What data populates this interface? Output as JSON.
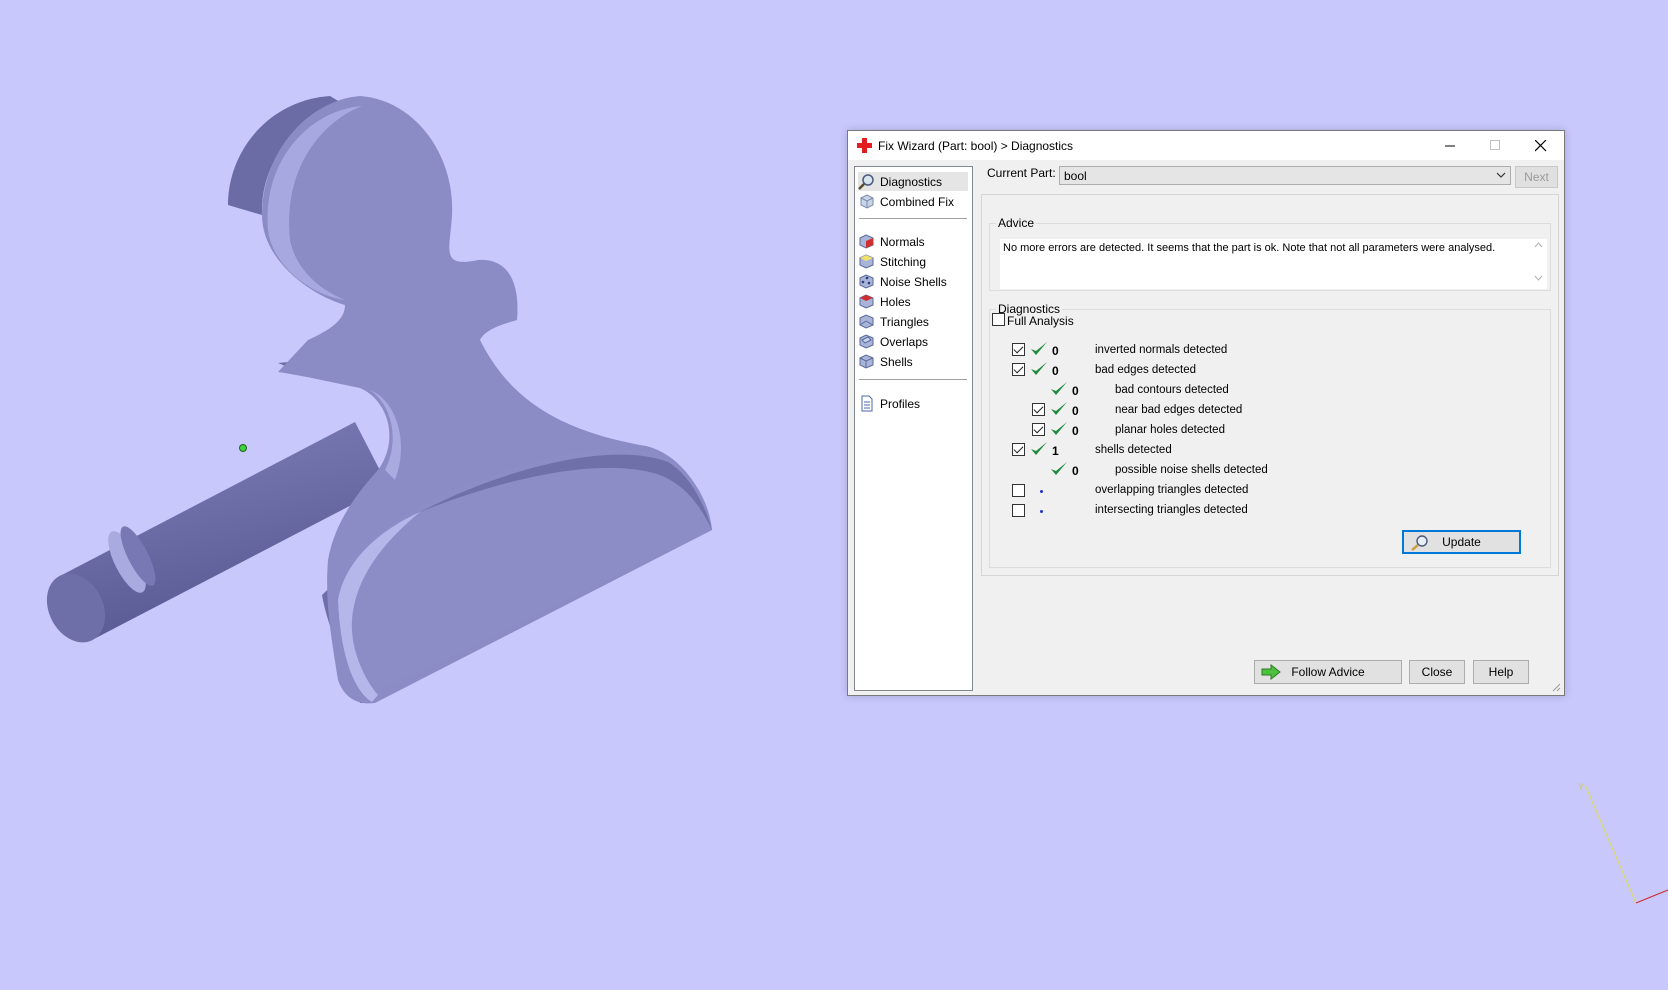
{
  "window": {
    "title": "Fix Wizard (Part: bool) > Diagnostics",
    "icon": "red-cross-icon",
    "min_icon": "minimize-icon",
    "max_icon": "maximize-icon",
    "close_icon": "close-icon"
  },
  "nav": {
    "items": [
      {
        "label": "Diagnostics",
        "icon": "magnifier-icon"
      },
      {
        "label": "Combined Fix",
        "icon": "cube-icon"
      },
      {
        "label": "Normals",
        "icon": "normals-cube-icon"
      },
      {
        "label": "Stitching",
        "icon": "stitching-cube-icon"
      },
      {
        "label": "Noise Shells",
        "icon": "noise-shells-icon"
      },
      {
        "label": "Holes",
        "icon": "holes-cube-icon"
      },
      {
        "label": "Triangles",
        "icon": "triangles-cube-icon"
      },
      {
        "label": "Overlaps",
        "icon": "overlaps-cube-icon"
      },
      {
        "label": "Shells",
        "icon": "shells-cube-icon"
      },
      {
        "label": "Profiles",
        "icon": "document-icon"
      }
    ]
  },
  "current_part": {
    "label": "Current Part:",
    "value": "bool",
    "next_label": "Next"
  },
  "advice": {
    "legend": "Advice",
    "text": "No more errors are detected. It seems that the part is ok. Note that not all parameters were analysed."
  },
  "diagnostics": {
    "legend": "Diagnostics",
    "full_analysis_label": "Full Analysis",
    "rows": [
      {
        "count": "0",
        "label": "inverted normals detected"
      },
      {
        "count": "0",
        "label": "bad edges detected"
      },
      {
        "count": "0",
        "label": "bad contours detected"
      },
      {
        "count": "0",
        "label": "near bad edges detected"
      },
      {
        "count": "0",
        "label": "planar holes detected"
      },
      {
        "count": "1",
        "label": "shells detected"
      },
      {
        "count": "0",
        "label": "possible noise shells detected"
      },
      {
        "count": "",
        "label": "overlapping triangles detected"
      },
      {
        "count": "",
        "label": "intersecting triangles detected"
      }
    ],
    "update_label": "Update"
  },
  "footer": {
    "follow_advice_label": "Follow Advice",
    "close_label": "Close",
    "help_label": "Help"
  },
  "colors": {
    "viewport_bg": "#c8c8fd",
    "model_face": "#8b8cc6",
    "check_green": "#1e8a3c"
  }
}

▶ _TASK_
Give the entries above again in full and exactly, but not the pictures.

▶ _WRITTEN ANSWER_
What data populates this interface? Output as JSON.
{
  "window": {
    "title": "Fix Wizard (Part: bool) > Diagnostics",
    "icon": "red-cross-icon",
    "min_icon": "minimize-icon",
    "max_icon": "maximize-icon",
    "close_icon": "close-icon"
  },
  "nav": {
    "items": [
      {
        "label": "Diagnostics",
        "icon": "magnifier-icon"
      },
      {
        "label": "Combined Fix",
        "icon": "cube-icon"
      },
      {
        "label": "Normals",
        "icon": "normals-cube-icon"
      },
      {
        "label": "Stitching",
        "icon": "stitching-cube-icon"
      },
      {
        "label": "Noise Shells",
        "icon": "noise-shells-icon"
      },
      {
        "label": "Holes",
        "icon": "holes-cube-icon"
      },
      {
        "label": "Triangles",
        "icon": "triangles-cube-icon"
      },
      {
        "label": "Overlaps",
        "icon": "overlaps-cube-icon"
      },
      {
        "label": "Shells",
        "icon": "shells-cube-icon"
      },
      {
        "label": "Profiles",
        "icon": "document-icon"
      }
    ]
  },
  "current_part": {
    "label": "Current Part:",
    "value": "bool",
    "next_label": "Next"
  },
  "advice": {
    "legend": "Advice",
    "text": "No more errors are detected. It seems that the part is ok. Note that not all parameters were analysed."
  },
  "diagnostics": {
    "legend": "Diagnostics",
    "full_analysis_label": "Full Analysis",
    "rows": [
      {
        "count": "0",
        "label": "inverted normals detected"
      },
      {
        "count": "0",
        "label": "bad edges detected"
      },
      {
        "count": "0",
        "label": "bad contours detected"
      },
      {
        "count": "0",
        "label": "near bad edges detected"
      },
      {
        "count": "0",
        "label": "planar holes detected"
      },
      {
        "count": "1",
        "label": "shells detected"
      },
      {
        "count": "0",
        "label": "possible noise shells detected"
      },
      {
        "count": "",
        "label": "overlapping triangles detected"
      },
      {
        "count": "",
        "label": "intersecting triangles detected"
      }
    ],
    "update_label": "Update"
  },
  "footer": {
    "follow_advice_label": "Follow Advice",
    "close_label": "Close",
    "help_label": "Help"
  },
  "colors": {
    "viewport_bg": "#c8c8fd",
    "model_face": "#8b8cc6",
    "check_green": "#1e8a3c"
  }
}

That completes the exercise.